Former CDC Director Frieden arrested on sex abuse charges
Former CDC Director Dr. Tom Frieden was arrested Friday on charges of sex abuse for allegedly forcibly touching a woman in his New York home last year.
Frieden reportedly turned himself into police on Friday and has been charged with one count each of forcible touching, sexual abuse and harassment connected to an incident that occurred in October 2017 at his home, according to a New York City police department spokeswoman.
Police said a 55-year-old woman filed a complaint in July and claimed Frieden had grabbed her buttocks without her consent. Frieden, 57, remained in custody as of early Friday afternoon, according to police.
Frieden was one of the longest-serving officials within the Obama administration, serving as Centers for Disease Control and Prevention director from 2009 until 2017. He is the second longest-serving director in the agency's history.
Well regarded as a leader in global public health, Frieden first came to national prominence during his time as New York City's health commissioner from 2002 to 2009, where under the direction of then-Mayor Michael Bloomberg, he led public health initiatives such as prohibiting smoking in public places and imposing higher taxes on cigarettes, which many say led the city's smoking rate to drop from 22% in 2002 to 14% by 2010, according to a 2011 New York City Department of Health and Mental Hygiene report.
Frieden's most remembered CDC work stemmed from leading the agency's response to 2014's Ebola virus outbreak in West Africa, which resulted in more than 28,000 cases and more than 11,000 deaths.
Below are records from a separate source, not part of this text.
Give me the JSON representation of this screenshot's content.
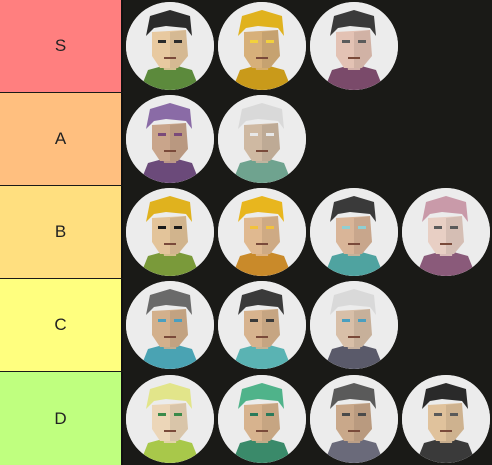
{
  "tiers": [
    {
      "label": "S",
      "color": "#ff7f7f",
      "items": [
        {
          "name": "dark-haired-man-green-shirt-avatar",
          "hair": "#2b2b2b",
          "skin": "#e8c9a0",
          "shirt": "#5c8a3c",
          "accent": "#2b2b2b"
        },
        {
          "name": "yellow-hat-goggles-avatar",
          "hair": "#e0b21e",
          "skin": "#d7b07a",
          "shirt": "#c99a1a",
          "accent": "#f2d13c"
        },
        {
          "name": "dark-hair-glasses-woman-avatar",
          "hair": "#3a3a3a",
          "skin": "#e3c2b4",
          "shirt": "#7a4a6a",
          "accent": "#5b5b5b"
        }
      ]
    },
    {
      "label": "A",
      "color": "#ffbf7f",
      "items": [
        {
          "name": "purple-hair-mustache-man-avatar",
          "hair": "#8a6ba6",
          "skin": "#c9a58b",
          "shirt": "#6b4a7a",
          "accent": "#7a4a7a"
        },
        {
          "name": "white-haired-bearded-elder-avatar",
          "hair": "#d9d9d9",
          "skin": "#cfb9a2",
          "shirt": "#6fa38f",
          "accent": "#e8e8e8"
        }
      ]
    },
    {
      "label": "B",
      "color": "#ffdf7f",
      "items": [
        {
          "name": "blond-sunglasses-man-avatar",
          "hair": "#e0b21e",
          "skin": "#e3c49a",
          "shirt": "#7a9a3a",
          "accent": "#1a1a1a"
        },
        {
          "name": "spiky-blond-hair-kid-avatar",
          "hair": "#e8b61e",
          "skin": "#e0b990",
          "shirt": "#c98a2a",
          "accent": "#f2c23c"
        },
        {
          "name": "nurse-cap-woman-avatar",
          "hair": "#3a3a3a",
          "skin": "#d9b598",
          "shirt": "#4fa3a0",
          "accent": "#8fcfd3"
        },
        {
          "name": "pink-hair-glasses-woman-avatar",
          "hair": "#c99aa9",
          "skin": "#e8cfc4",
          "shirt": "#8a5a7a",
          "accent": "#5a5a5a"
        }
      ]
    },
    {
      "label": "C",
      "color": "#ffff7f",
      "items": [
        {
          "name": "grey-hair-blue-glasses-man-avatar",
          "hair": "#6a6a6a",
          "skin": "#d3b08c",
          "shirt": "#4aa3b3",
          "accent": "#4a9fc0"
        },
        {
          "name": "dark-hair-smiling-man-avatar",
          "hair": "#3a3a3a",
          "skin": "#d7b38e",
          "shirt": "#5ab3b3",
          "accent": "#3a3a3a"
        },
        {
          "name": "white-hair-blue-glasses-elder-avatar",
          "hair": "#d9d9d9",
          "skin": "#d8bfa8",
          "shirt": "#5a5a6a",
          "accent": "#4a9fc0"
        }
      ]
    },
    {
      "label": "D",
      "color": "#bfff7f",
      "items": [
        {
          "name": "green-flower-hair-woman-avatar",
          "hair": "#e2e58a",
          "skin": "#ecd6b8",
          "shirt": "#a8c84a",
          "accent": "#3a8a4a"
        },
        {
          "name": "green-hair-smiling-woman-avatar",
          "hair": "#4fb38a",
          "skin": "#d7b38e",
          "shirt": "#3a8a6a",
          "accent": "#2a7a5a"
        },
        {
          "name": "grey-hair-man-avatar",
          "hair": "#5a5a5a",
          "skin": "#c9a88a",
          "shirt": "#6a6a7a",
          "accent": "#4a4a4a"
        },
        {
          "name": "black-hat-woman-avatar",
          "hair": "#2a2a2a",
          "skin": "#e0c29c",
          "shirt": "#3a3a3a",
          "accent": "#5a5a5a"
        }
      ]
    }
  ]
}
Frieden also oversaw the agency's efforts to combat the Zika virus outbreak, the introduction of Middle East respiratory syndrome in the U.S., and the rising threat of antibiotic-resistant infections.
In an interview with Modern Healthcare in January 2017, Frieden said one of his biggest accomplishments was the agency's work toward preventing chronic diseases such as heart disease.
Frieden currently serves as president and CEO of Resolve to Save Lives, a $225 million initiative aimed at reducing the effects of heart disease and stroke. The program is part of the global health organization Vital Strategies, which designs public health strategies for governments in low- and middle-income countries.
José Castro, president and CEO of Vital Strategies, said Frieden informed him of the accusations in April and the initiative conducted a thorough investigation to determine if there were any concerns of workplace harassment or inappropriate behavior. Ultimately, they found no evidence.
"I have known and worked closely with Dr. Frieden for nearly 30 years and have seen first-hand that he has the highest ethical standards both personally and professionally," Castro said in a statement. In all of my experiences with him, there have never been any concerns or reports of inappropriate conduct."
Send us a letter
Have an opinion about this story? Click here to submit a Letter to the Editor, and we may publish it in print.